To longterm Eurovision fans, this recalls the furore surrounding Russian soft-core duo Tatu’s antics in the year that Turkey was victorious. There were rumours before the competition of an impending lesbian kiss between the pair, amongst other ‘racy’ antics, and in that instance it was the EBU which put its foot down. This time around, the competing theories swirling around TRT’s are hard to parse, because they seem so transparently to be the product of competing agendas: no one is more vocal on the subject of the gay kiss than the Turkish LGBT rights group LGBTT, while there has been suggestion from tweeters sympathetic to the government that the decision not to broadcast is out of respect for the recent bombing on the Syrian border in Reyhanlı – an event that inspired its own much more pernicious media blackout earlier this week.
An image which went viral earlier this week in response to the media blackout which followed the Reyhanlı bombings.
In a year when the perennial anxieties about Turkey’s geopolitical orientation have reached a fever pitch, owing partly to the AKP government’s overtures towards the China-dominated security grouping the SCO, can Turkey’s 2013 Eurovision drought be read as a more significant indication of shifting political alignment? These questions are all but irrelevant to the sizeable constituency who sympathise with TRT’s decision on the grounds of good taste: they disdain Eurovision for its kitsch, bad singing and leaden lyrics, and for one night at least, the Turkish viewing public will be spared those ills. Whatever the motive, the end result is that one of Eurovision’s longest standing and most dependably entertaining participants will be absent from this year’s competition. Moreover, millions of Turks across Europe (not to mention 10 million Azeris) will have to think of a new country to vote for this year. Perhaps Turkish Eurovision fans from Stavanger to Stuttgart are even now looking to the mother country and asking, “Avrupalılaştıramadıklarımızdan mısınız?”

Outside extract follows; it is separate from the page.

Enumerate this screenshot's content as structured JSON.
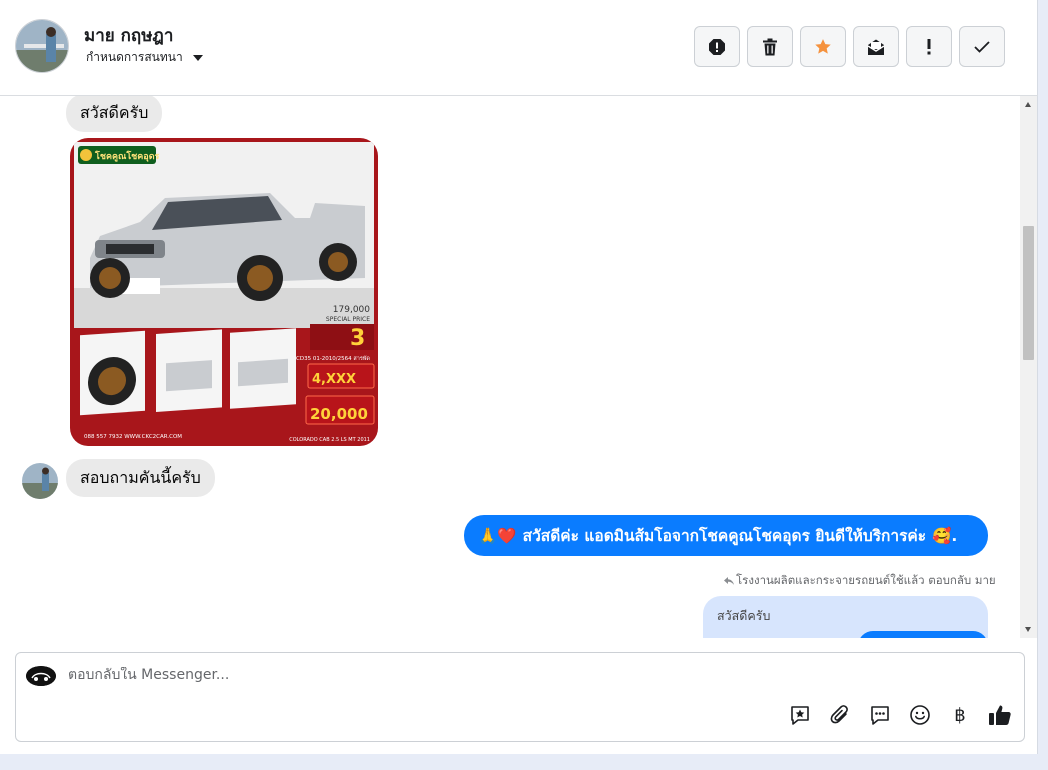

- Ireland won the competition three times in a row in the early 90s and requested that they not have to host the contest if it was won a fourth time. Fortunately for them, Norway was victorious in 1995, but victory and therefore the contest returned to Ireland in Oslo. ↩